***** DATASET RECORDS
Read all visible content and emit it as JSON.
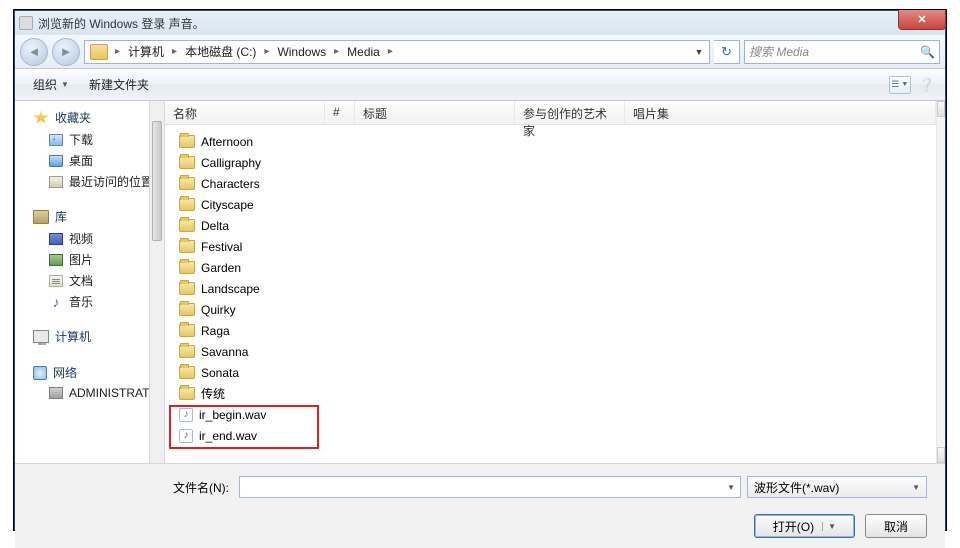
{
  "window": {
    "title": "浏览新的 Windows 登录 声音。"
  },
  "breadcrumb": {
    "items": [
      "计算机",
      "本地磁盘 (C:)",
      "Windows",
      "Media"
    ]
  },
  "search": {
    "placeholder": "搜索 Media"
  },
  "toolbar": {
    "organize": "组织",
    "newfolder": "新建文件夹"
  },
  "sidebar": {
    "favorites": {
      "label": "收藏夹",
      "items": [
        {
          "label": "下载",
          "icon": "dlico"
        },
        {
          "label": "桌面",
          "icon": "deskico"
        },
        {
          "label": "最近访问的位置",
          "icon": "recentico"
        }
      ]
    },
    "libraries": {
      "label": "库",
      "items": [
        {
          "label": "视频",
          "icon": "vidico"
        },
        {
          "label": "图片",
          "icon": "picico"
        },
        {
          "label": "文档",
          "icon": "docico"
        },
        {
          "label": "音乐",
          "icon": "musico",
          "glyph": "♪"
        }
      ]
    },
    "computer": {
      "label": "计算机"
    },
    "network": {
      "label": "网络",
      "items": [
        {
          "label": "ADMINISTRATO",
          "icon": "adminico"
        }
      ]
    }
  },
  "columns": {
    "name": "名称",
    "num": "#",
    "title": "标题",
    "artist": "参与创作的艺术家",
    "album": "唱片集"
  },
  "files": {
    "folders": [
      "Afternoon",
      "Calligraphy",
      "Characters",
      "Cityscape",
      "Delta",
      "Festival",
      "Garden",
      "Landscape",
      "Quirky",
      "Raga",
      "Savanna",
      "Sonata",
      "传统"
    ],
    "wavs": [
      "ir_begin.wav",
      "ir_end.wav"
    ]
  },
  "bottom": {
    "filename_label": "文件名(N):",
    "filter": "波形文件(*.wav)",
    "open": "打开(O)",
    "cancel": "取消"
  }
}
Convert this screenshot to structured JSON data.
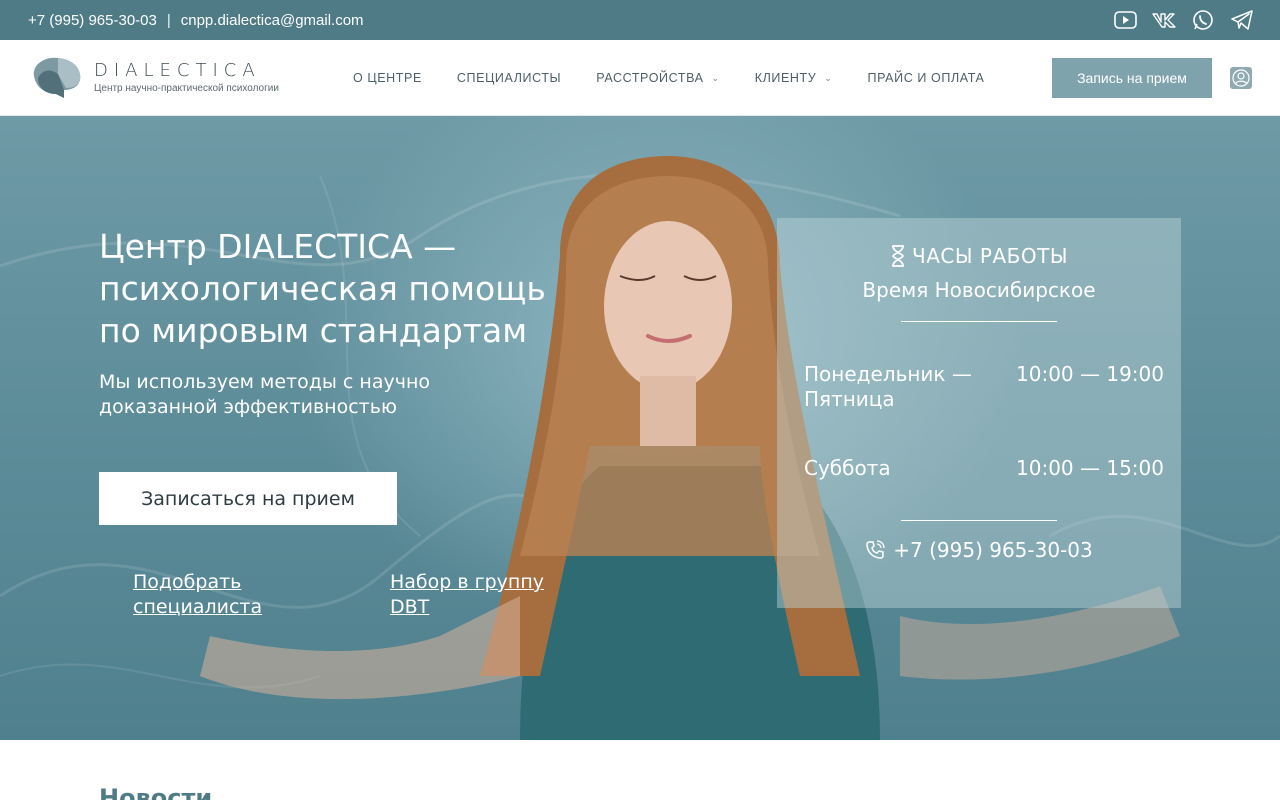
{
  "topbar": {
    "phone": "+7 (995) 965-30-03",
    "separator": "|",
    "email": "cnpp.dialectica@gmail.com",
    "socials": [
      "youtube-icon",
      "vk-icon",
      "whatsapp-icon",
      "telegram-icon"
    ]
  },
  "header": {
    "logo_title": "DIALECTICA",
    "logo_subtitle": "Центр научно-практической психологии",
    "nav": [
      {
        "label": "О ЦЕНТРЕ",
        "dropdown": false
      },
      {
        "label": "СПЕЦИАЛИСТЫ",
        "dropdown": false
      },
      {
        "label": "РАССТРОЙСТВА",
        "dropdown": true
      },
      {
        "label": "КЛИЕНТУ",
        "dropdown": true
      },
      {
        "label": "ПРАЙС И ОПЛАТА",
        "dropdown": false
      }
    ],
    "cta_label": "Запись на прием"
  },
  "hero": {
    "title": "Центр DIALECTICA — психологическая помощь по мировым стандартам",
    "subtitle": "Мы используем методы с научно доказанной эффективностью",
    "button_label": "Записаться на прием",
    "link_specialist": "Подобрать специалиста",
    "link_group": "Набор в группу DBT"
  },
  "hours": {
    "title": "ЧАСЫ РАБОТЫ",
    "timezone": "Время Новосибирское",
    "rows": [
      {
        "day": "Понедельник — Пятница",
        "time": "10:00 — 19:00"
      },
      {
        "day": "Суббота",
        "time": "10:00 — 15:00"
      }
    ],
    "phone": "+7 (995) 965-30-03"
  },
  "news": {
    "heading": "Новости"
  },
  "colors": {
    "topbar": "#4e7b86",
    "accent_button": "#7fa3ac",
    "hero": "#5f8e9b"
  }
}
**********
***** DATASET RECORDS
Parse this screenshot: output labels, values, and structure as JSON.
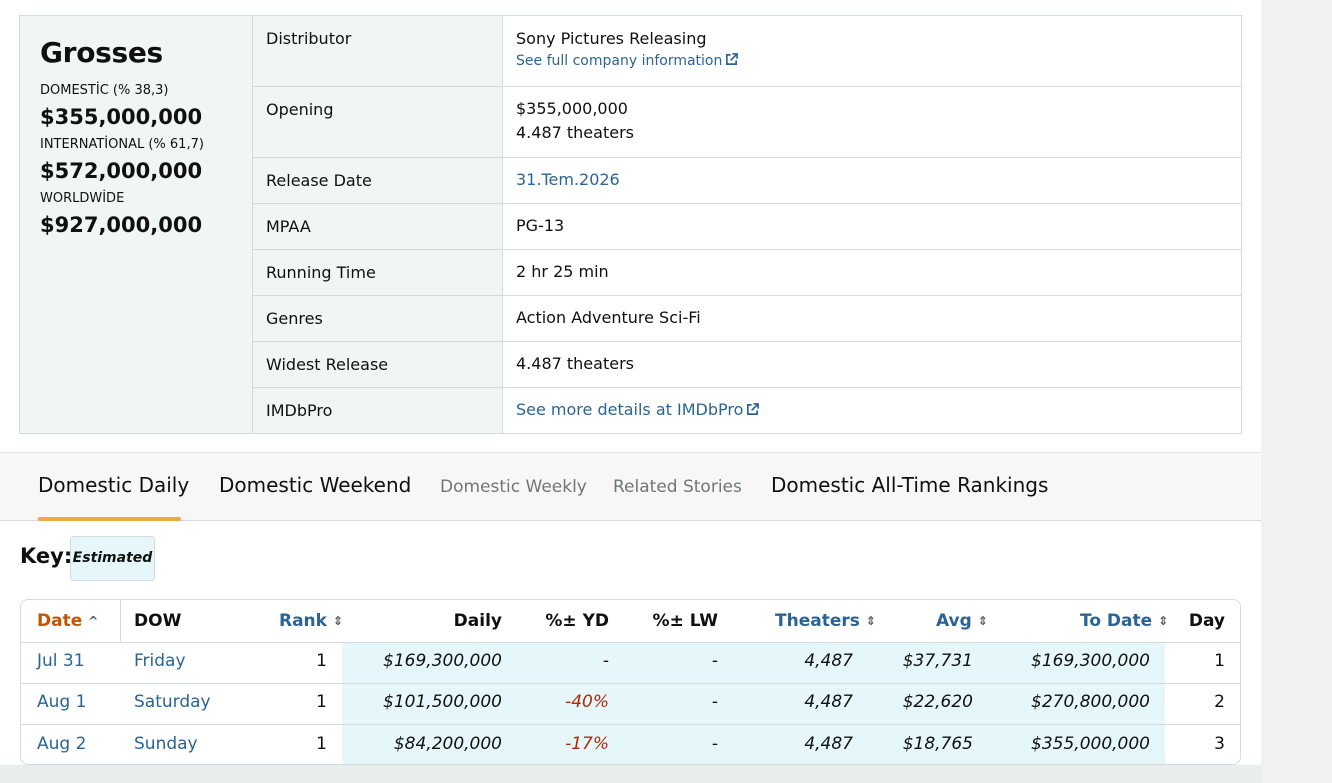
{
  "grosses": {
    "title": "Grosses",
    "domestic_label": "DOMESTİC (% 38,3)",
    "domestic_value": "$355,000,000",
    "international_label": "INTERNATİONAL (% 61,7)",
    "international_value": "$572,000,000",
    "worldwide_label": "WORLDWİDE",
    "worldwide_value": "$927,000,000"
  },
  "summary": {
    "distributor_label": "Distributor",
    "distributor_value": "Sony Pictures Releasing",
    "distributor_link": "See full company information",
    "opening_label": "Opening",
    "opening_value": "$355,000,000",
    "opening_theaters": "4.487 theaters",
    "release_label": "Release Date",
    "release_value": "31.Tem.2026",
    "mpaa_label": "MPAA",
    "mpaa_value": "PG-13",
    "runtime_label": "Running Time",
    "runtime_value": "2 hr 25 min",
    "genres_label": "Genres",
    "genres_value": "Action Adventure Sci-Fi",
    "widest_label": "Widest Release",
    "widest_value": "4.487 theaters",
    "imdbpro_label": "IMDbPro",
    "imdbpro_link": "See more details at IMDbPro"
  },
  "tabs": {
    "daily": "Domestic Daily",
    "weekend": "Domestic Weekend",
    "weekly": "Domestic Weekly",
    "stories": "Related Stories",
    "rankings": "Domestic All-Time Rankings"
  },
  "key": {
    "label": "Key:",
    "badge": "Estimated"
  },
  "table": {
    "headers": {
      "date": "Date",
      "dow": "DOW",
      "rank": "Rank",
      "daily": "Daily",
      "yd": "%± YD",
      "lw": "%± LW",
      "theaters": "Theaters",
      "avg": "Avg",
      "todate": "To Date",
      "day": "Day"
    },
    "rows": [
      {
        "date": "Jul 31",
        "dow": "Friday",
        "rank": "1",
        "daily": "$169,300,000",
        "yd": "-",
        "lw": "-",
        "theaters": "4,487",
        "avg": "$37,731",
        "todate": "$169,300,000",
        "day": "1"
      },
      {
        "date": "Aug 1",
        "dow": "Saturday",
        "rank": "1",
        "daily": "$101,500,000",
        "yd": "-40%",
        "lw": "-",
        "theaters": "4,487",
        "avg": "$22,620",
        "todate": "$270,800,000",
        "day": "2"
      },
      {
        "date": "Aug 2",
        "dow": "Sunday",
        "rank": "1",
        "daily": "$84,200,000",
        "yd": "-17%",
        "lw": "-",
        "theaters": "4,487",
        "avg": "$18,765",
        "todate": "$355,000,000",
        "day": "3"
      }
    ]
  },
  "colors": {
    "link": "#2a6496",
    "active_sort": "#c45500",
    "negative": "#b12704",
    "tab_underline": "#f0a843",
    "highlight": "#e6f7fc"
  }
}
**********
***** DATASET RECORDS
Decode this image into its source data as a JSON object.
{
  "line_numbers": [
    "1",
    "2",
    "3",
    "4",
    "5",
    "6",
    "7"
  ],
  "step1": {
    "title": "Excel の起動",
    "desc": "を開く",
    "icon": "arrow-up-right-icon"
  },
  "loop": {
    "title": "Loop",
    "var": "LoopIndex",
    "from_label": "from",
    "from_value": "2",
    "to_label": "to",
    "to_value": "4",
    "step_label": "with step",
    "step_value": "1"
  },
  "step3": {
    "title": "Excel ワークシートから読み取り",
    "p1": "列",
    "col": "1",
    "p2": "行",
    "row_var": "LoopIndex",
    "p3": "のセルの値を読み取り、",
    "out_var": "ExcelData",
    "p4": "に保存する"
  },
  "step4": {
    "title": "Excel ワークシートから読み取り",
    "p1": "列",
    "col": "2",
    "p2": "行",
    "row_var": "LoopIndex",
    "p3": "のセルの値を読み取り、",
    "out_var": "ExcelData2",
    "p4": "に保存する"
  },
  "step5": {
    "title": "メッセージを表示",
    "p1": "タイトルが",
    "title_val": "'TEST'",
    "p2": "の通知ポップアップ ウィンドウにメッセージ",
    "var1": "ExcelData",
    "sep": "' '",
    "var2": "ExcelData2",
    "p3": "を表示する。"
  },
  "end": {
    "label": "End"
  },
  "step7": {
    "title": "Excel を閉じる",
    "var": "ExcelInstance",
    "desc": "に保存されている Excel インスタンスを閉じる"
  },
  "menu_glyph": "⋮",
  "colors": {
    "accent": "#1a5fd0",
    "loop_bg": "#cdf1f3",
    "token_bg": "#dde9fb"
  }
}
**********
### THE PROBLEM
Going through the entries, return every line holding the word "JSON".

### PROBLEM SOLUTION
Read all visible content and emit it as JSON.
Convert this screenshot to structured JSON data.
Parse this screenshot: output labels, values, and structure as JSON.
Decode this image into its source data as a JSON object.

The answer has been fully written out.